>>>>>
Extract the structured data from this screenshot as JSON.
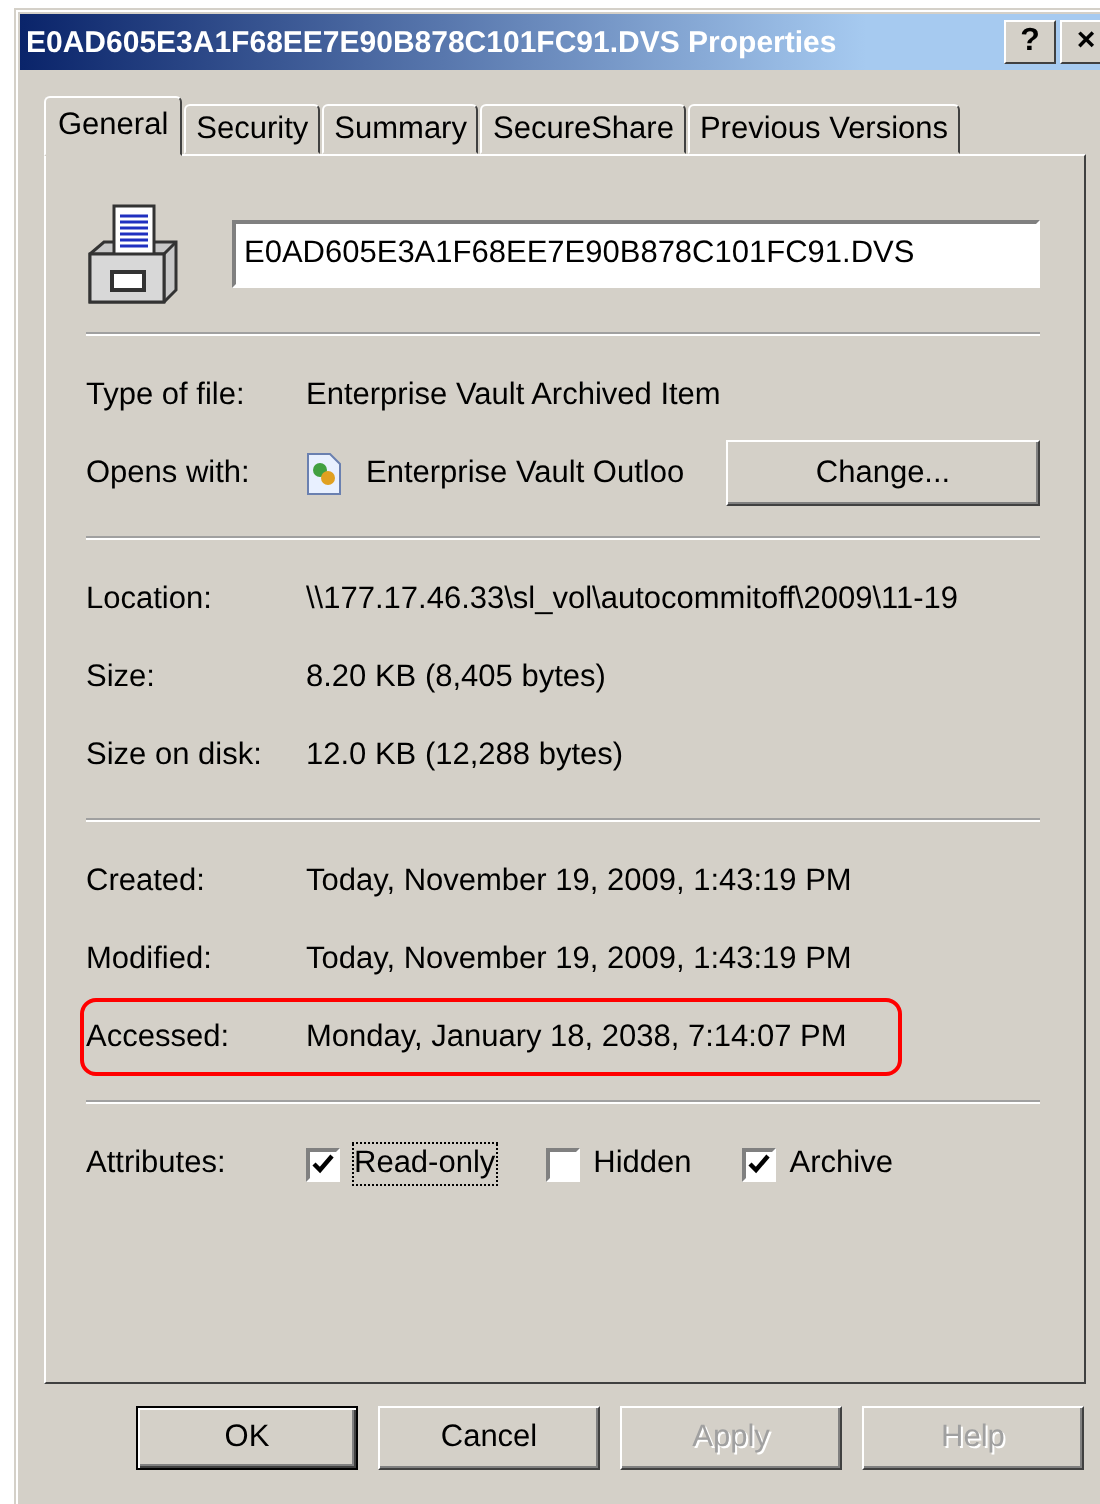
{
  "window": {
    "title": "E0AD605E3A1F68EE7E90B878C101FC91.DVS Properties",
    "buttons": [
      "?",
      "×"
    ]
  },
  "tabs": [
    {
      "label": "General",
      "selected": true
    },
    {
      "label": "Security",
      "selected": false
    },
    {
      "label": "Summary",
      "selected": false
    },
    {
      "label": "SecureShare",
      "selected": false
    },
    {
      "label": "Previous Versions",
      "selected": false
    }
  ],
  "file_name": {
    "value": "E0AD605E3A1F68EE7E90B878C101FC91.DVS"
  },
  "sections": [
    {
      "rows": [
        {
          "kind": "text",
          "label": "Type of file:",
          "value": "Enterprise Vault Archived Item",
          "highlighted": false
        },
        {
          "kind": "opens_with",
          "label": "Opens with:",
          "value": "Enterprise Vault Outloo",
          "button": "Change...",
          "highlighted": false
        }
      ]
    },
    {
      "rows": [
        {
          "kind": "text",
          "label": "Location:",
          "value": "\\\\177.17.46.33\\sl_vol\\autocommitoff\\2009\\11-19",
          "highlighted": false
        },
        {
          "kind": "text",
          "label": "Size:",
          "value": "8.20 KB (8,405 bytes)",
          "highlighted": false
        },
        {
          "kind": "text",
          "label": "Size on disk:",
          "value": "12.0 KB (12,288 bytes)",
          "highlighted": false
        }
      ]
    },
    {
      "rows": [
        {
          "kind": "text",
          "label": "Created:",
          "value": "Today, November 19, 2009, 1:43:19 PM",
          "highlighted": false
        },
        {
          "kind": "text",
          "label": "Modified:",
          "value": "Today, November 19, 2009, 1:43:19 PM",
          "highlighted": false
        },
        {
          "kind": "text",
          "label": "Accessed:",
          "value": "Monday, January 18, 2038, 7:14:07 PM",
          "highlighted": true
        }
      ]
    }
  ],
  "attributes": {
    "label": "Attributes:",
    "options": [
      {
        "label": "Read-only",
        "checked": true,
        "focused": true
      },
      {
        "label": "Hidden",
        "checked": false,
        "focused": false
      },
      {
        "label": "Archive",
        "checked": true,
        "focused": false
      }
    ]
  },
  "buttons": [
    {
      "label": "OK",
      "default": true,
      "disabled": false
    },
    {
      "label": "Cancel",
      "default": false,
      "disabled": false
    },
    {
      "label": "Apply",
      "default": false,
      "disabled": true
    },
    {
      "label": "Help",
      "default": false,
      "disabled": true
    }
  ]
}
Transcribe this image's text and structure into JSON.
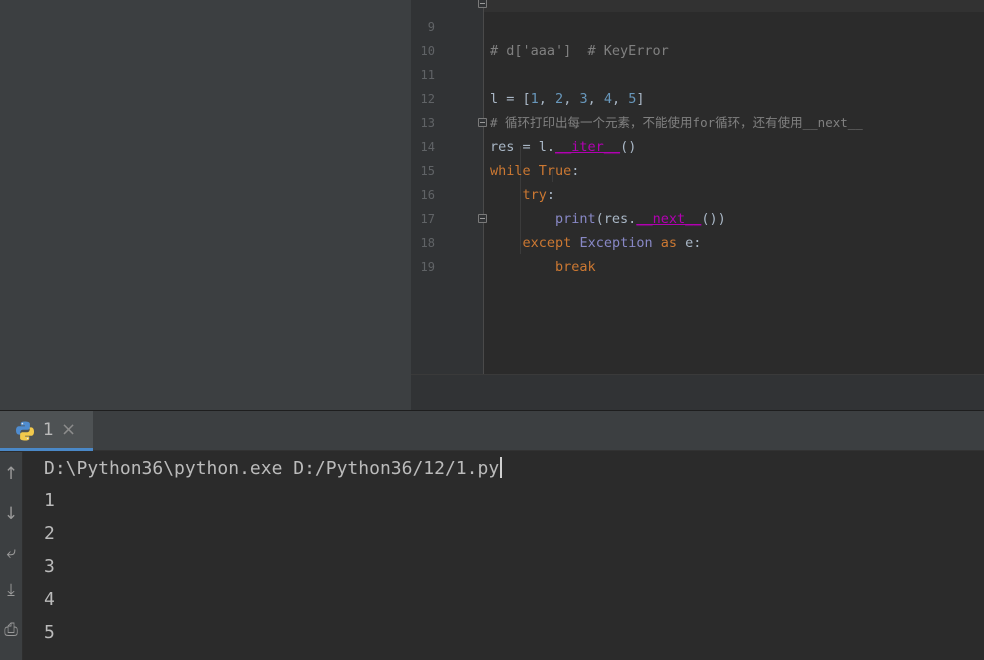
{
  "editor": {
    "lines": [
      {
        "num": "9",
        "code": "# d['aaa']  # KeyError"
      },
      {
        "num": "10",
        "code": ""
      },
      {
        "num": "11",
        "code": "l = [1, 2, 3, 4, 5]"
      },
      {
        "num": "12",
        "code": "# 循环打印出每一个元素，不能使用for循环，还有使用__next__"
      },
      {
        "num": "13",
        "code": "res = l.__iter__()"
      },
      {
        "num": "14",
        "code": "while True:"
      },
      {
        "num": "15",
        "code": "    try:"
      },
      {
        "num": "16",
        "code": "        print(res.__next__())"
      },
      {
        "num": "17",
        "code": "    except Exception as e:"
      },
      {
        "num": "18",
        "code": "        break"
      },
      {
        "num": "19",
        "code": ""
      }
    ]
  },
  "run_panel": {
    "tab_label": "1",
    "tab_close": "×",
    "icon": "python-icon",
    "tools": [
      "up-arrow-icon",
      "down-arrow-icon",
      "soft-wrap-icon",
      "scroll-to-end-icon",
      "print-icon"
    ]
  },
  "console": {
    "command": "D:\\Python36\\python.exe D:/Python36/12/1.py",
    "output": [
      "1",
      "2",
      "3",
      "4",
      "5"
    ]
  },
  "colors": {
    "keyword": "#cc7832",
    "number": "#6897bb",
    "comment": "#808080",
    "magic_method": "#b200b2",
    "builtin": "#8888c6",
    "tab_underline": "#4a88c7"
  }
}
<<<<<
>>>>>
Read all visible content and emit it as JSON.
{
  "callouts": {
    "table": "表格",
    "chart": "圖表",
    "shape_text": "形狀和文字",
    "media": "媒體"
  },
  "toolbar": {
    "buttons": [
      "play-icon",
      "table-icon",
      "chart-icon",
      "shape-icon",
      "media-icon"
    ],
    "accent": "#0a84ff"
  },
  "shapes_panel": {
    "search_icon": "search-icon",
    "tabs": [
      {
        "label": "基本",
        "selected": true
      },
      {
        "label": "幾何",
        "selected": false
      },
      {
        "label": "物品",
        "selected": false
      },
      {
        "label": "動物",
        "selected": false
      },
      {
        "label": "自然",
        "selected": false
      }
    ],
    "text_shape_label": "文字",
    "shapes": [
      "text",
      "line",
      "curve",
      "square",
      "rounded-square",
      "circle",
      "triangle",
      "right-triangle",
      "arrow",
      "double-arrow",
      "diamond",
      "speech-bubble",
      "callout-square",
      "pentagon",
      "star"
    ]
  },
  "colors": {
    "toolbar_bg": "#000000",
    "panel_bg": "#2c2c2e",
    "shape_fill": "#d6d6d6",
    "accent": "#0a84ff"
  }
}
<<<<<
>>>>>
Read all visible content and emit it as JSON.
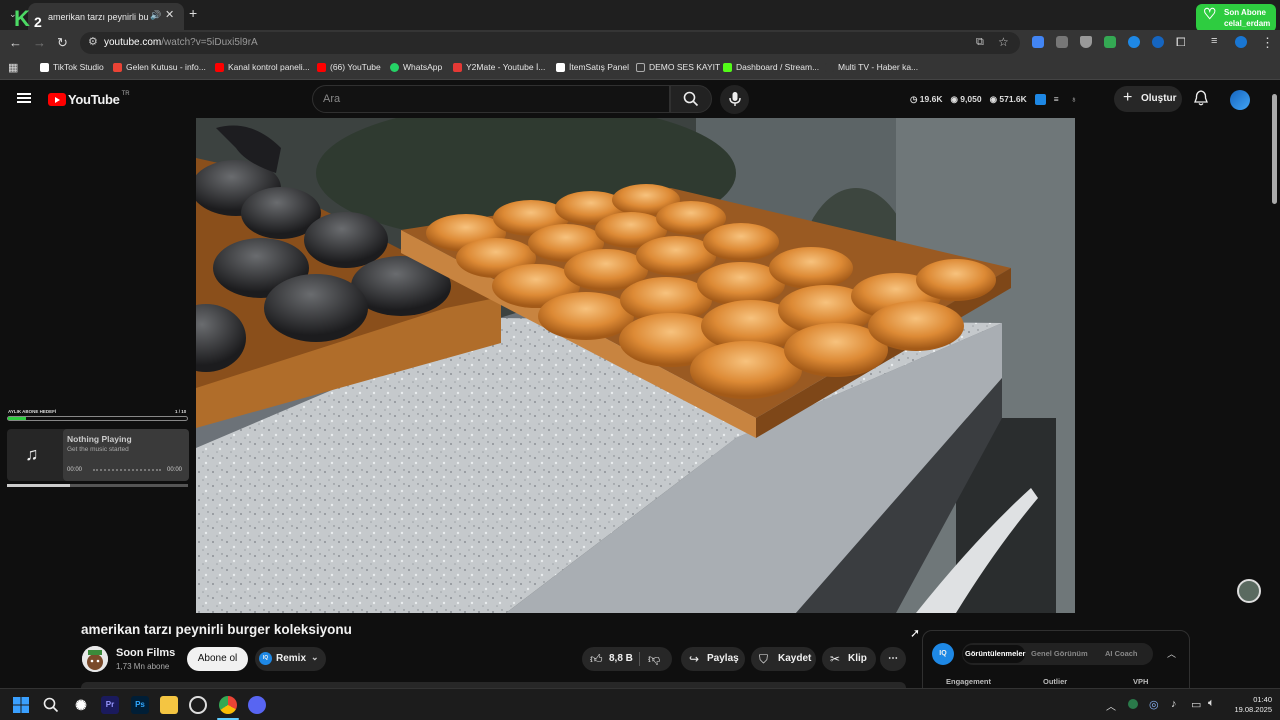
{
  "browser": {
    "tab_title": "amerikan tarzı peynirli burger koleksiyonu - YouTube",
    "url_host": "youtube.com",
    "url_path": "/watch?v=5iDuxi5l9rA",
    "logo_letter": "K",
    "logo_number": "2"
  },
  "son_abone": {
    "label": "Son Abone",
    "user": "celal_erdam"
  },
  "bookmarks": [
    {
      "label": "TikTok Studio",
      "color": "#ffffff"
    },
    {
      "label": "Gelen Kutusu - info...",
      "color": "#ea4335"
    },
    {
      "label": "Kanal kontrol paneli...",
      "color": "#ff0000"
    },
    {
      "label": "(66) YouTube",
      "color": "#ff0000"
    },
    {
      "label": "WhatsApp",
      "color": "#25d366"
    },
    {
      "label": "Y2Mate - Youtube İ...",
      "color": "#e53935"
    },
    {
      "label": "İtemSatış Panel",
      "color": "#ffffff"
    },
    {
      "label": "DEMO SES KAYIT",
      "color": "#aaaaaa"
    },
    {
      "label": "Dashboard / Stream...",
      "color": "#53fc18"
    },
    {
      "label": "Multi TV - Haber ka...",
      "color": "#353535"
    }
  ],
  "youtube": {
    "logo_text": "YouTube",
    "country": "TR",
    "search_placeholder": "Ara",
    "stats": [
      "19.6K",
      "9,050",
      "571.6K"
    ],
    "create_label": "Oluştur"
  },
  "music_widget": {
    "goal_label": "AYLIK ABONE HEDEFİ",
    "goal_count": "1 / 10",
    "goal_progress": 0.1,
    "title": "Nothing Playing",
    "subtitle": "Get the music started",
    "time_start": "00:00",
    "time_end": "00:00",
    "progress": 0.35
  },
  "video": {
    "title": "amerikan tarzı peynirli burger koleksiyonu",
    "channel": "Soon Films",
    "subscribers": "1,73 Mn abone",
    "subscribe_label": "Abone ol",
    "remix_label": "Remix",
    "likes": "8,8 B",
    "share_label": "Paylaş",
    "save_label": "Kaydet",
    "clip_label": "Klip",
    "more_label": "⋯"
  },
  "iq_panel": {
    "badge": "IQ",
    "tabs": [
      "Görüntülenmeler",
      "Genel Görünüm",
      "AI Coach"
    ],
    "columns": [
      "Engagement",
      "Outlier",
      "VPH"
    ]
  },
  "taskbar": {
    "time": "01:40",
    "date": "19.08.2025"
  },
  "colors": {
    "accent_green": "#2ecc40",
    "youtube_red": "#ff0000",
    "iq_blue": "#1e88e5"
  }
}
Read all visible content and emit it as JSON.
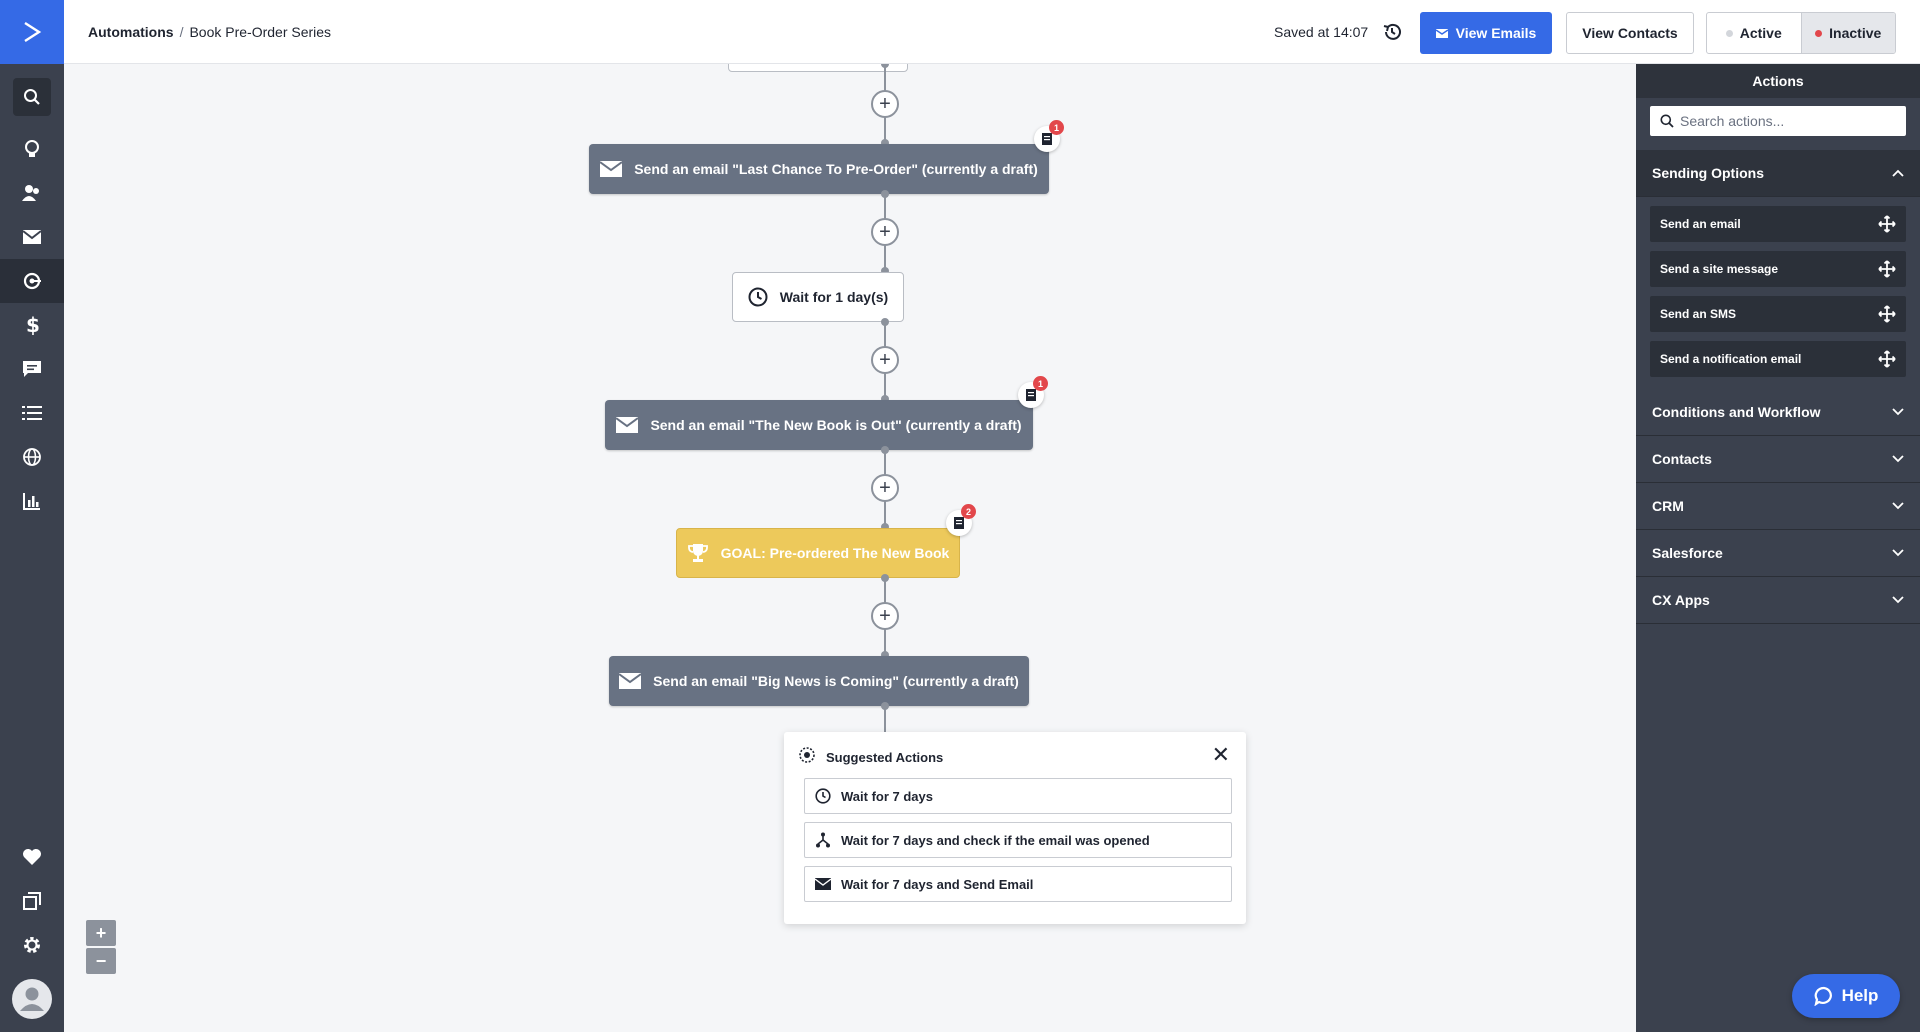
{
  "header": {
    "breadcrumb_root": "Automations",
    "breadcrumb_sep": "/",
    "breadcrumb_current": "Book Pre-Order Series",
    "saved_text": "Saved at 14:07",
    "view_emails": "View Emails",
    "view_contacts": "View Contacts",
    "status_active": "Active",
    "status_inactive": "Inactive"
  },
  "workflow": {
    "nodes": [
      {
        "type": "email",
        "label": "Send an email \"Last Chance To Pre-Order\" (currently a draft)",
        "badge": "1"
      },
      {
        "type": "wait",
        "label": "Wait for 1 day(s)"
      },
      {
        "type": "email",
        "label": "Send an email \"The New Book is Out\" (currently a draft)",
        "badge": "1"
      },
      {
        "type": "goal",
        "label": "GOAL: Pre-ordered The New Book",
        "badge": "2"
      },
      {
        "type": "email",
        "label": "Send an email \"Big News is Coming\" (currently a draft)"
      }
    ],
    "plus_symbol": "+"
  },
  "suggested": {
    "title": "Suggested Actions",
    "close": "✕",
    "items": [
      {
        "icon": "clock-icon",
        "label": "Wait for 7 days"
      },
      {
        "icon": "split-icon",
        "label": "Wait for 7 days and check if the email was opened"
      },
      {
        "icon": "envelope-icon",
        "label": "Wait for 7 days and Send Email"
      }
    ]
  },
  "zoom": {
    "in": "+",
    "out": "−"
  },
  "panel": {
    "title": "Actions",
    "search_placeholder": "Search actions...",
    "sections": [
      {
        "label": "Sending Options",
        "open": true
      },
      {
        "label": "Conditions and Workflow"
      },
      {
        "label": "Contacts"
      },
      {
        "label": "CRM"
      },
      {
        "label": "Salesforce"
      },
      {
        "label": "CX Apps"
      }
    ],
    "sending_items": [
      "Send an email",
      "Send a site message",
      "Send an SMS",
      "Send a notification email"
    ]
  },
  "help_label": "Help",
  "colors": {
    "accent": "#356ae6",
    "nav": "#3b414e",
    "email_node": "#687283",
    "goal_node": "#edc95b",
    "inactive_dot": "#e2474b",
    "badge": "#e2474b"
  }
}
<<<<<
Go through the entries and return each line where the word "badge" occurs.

» **Written answer**:
    "badge": "IQ",
        "badge": "1"
        "badge": "1"
        "badge": "2"
    "badge": "#e2474b"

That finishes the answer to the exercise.